Please work out how many lines in the material contain "data" and give only that figure.
————————
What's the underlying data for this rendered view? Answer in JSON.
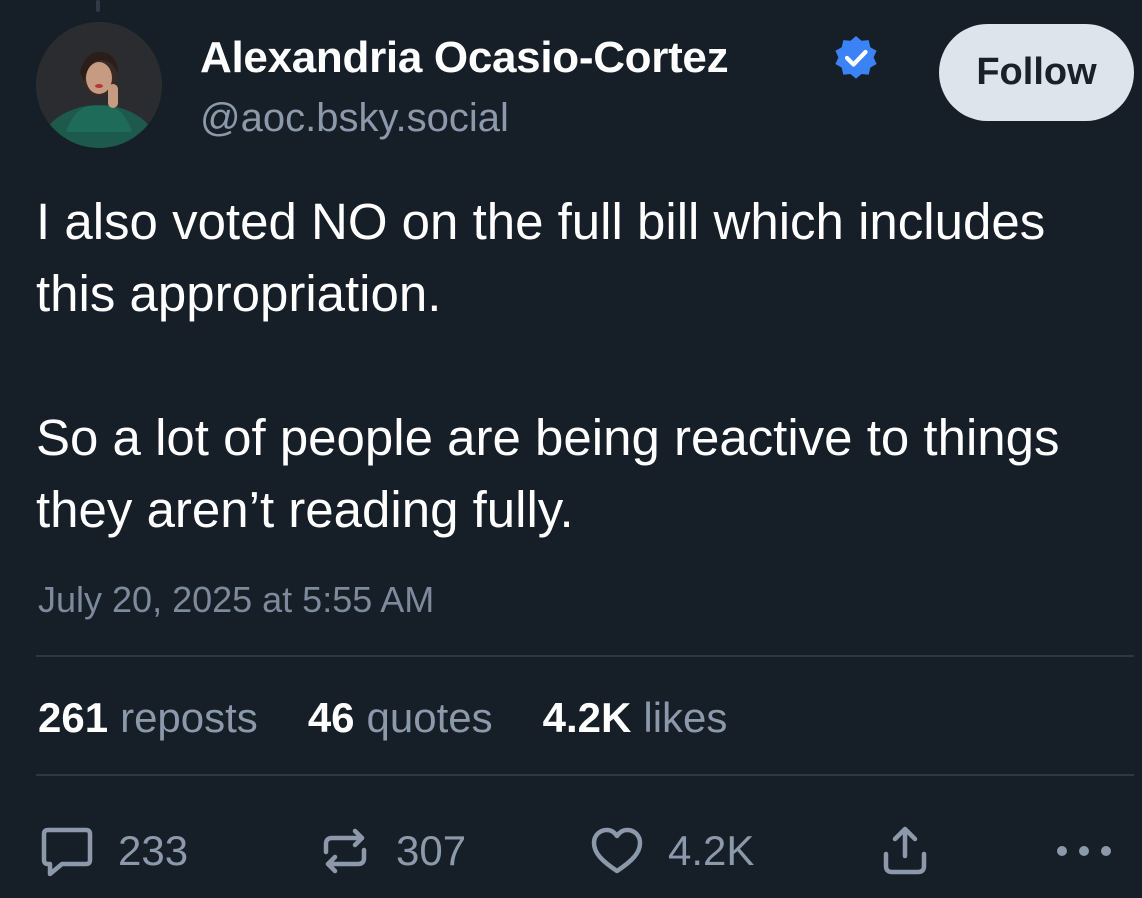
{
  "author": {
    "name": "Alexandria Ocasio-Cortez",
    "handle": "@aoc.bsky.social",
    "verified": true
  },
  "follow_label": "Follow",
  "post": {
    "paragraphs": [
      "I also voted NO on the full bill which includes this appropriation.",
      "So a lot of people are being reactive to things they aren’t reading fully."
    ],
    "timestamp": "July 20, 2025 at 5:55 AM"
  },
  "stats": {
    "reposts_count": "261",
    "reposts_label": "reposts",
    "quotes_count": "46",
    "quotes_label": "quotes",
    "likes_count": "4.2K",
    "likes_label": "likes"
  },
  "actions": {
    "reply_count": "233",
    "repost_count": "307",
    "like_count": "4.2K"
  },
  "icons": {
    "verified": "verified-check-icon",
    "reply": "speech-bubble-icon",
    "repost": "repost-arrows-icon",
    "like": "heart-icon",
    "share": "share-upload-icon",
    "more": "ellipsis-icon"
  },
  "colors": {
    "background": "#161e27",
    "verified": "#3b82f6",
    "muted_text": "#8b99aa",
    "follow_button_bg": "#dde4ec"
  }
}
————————
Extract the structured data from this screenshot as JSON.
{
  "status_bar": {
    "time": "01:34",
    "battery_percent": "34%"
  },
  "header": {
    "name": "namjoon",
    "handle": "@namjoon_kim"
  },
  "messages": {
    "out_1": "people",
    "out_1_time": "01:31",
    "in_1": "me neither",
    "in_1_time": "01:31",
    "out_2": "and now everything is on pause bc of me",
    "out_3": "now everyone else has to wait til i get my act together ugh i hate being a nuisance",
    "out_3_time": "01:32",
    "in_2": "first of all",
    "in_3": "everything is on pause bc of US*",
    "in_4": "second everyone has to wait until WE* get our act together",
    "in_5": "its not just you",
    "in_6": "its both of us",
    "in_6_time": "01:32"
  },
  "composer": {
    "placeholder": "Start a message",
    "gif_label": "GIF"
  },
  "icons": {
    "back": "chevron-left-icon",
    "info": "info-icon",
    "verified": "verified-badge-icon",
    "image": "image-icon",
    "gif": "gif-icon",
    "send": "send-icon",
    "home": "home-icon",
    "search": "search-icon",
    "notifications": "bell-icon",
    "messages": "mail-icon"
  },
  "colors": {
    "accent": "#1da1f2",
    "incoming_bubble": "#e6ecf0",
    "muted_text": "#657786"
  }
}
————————
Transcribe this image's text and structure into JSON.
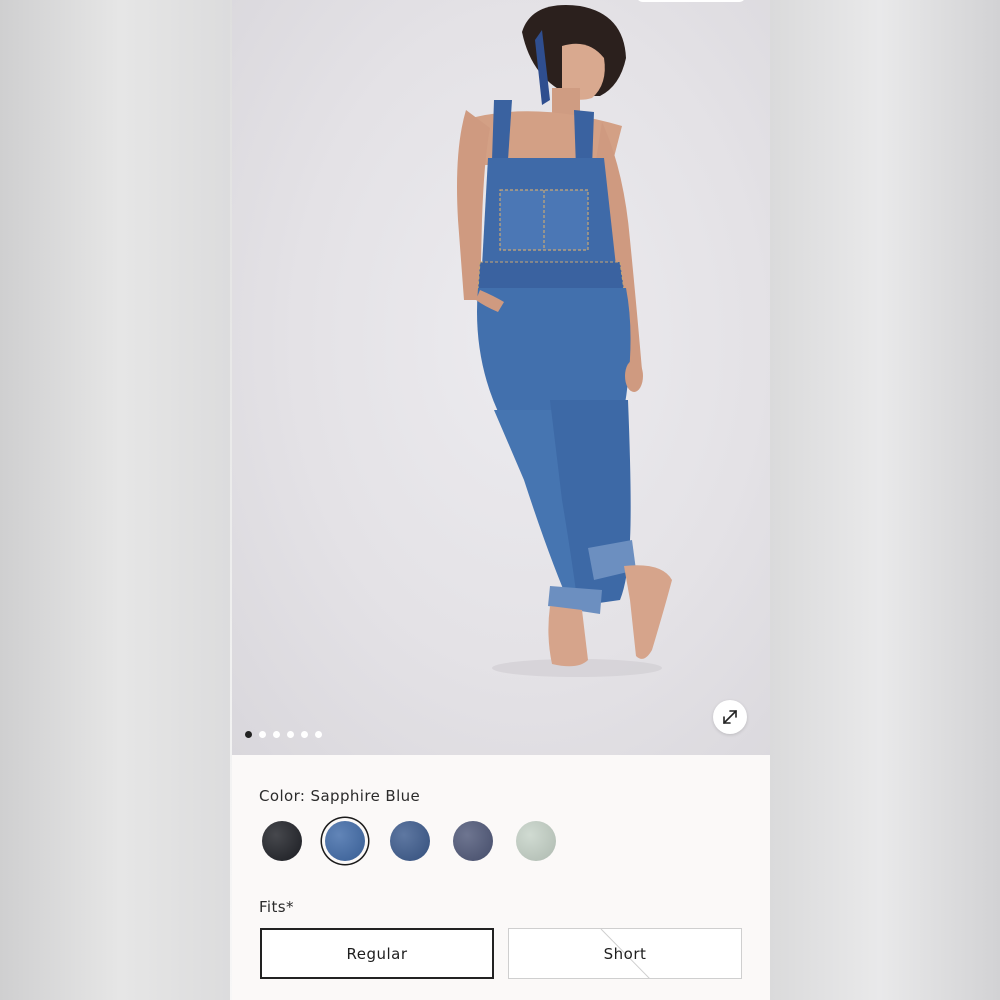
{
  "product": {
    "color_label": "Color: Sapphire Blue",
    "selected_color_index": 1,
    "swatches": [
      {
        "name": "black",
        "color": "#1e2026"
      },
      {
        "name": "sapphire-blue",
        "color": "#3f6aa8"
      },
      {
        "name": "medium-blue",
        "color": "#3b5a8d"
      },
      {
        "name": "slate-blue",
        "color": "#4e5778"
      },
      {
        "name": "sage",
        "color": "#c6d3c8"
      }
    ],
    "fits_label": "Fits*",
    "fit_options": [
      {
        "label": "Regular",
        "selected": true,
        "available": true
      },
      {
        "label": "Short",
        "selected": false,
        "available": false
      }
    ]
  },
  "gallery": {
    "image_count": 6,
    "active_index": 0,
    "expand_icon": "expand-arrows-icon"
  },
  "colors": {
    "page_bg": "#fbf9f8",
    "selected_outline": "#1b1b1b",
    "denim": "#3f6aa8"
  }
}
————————
ANSWER TO THIS EXERCISE:
2